Stress on Japan tourism may be linked to surge in COVID-19 infections – study
TOKYO (JAPAN) – A prominent adviser to the government’s pandemic response said that a domestic tourism campaign promoted by Japan’s Prime Minister Yoshihide Suga may have led to a sharp increase in coronavirus infection cases in the country.
While the government has said there is no substantial evidence that its “Go To” travel campaign spread the coronavirus, Suga halted it for a while in December to contain rising COVID-19 cases, and as his approval ratings sank over handling of the pandemic.
The campaign, which began in July, had offered various travel-related discounts and vouchers in a bid to boost regional economies hit by the pandemic, however, critics said it had risks of spreading the virus from cities to the countryside.
Kyoto University researchers Asami Anzai and Hiroshi Nishiura wrote in their study, “The present study is the first to show that the number of travel-associated COVID-19 cases that involved crossing of prefectural borders increased during the Go To Travel campaign.”

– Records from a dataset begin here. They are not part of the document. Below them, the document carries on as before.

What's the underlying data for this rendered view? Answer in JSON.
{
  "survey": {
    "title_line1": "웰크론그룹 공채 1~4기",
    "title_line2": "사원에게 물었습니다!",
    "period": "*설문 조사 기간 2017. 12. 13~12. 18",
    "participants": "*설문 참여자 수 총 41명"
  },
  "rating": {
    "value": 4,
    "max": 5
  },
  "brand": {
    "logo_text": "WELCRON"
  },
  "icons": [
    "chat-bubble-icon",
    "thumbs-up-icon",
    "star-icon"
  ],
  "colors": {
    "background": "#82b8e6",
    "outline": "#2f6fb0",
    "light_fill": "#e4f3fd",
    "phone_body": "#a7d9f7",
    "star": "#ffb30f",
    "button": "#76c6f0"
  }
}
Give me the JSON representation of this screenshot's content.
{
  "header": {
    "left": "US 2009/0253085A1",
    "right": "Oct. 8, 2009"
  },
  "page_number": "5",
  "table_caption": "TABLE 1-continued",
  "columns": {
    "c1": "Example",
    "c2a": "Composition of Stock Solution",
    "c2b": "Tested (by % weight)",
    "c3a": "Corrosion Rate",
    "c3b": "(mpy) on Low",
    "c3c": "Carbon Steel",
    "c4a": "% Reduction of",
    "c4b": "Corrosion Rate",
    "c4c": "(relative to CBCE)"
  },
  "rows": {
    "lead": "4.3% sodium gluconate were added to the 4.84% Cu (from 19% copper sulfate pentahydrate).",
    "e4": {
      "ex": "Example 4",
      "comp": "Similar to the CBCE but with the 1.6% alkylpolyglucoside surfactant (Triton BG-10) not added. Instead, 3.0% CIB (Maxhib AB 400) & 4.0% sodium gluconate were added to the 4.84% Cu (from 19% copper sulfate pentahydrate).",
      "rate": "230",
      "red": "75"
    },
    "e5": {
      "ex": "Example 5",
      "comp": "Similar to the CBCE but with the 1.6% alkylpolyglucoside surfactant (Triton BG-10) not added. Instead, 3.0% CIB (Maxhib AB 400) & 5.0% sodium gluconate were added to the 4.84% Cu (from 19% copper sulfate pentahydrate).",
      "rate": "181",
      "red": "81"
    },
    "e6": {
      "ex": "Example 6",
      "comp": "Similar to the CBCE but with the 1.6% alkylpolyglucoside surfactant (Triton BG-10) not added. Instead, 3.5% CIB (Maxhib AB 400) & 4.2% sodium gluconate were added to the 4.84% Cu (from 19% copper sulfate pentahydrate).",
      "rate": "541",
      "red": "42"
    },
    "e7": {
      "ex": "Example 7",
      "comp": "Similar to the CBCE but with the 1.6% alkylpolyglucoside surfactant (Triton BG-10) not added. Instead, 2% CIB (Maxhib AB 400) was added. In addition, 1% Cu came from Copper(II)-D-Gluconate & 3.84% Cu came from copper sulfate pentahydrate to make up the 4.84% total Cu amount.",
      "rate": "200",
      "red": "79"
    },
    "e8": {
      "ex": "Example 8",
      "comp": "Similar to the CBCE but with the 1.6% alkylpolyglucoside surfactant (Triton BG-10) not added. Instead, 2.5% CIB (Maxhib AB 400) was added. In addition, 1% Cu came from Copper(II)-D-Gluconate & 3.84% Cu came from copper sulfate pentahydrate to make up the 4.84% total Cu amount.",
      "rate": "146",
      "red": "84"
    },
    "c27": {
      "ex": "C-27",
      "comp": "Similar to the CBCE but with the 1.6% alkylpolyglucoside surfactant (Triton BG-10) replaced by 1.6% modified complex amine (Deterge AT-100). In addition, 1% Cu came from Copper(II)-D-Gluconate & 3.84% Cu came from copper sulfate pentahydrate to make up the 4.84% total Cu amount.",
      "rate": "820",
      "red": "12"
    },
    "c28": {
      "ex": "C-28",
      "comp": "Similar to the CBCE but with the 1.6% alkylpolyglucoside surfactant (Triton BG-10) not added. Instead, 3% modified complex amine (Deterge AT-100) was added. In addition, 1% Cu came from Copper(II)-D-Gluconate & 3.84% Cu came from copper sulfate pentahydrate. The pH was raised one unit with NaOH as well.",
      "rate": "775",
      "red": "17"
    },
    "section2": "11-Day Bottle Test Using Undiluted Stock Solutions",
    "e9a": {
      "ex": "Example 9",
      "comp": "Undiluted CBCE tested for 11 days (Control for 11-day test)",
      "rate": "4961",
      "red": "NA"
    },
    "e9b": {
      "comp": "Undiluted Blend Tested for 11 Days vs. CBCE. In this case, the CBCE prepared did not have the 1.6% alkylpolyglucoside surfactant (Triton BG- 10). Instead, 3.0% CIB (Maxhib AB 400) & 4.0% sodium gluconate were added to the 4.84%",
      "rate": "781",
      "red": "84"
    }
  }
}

The study was brought forth by the Journal of Clinical Medicine on Thursday.
Nishiura, who has acted as an advisor to the Japanese government’s pandemic response, proposed stricter measures to control the spread. He also went on to be known in local media as “Uncle 80%” for his advice that people reduce their social interactions by that amount.
The paper said the incidence of travel-associated COVID-19 cases during the campaign was around three times greater than the period of control, which lasted one month prior to its kick-off.
The study evaluated 3,978 confirmed COVID-19 cases between May and August, of which some 20% were related to travel.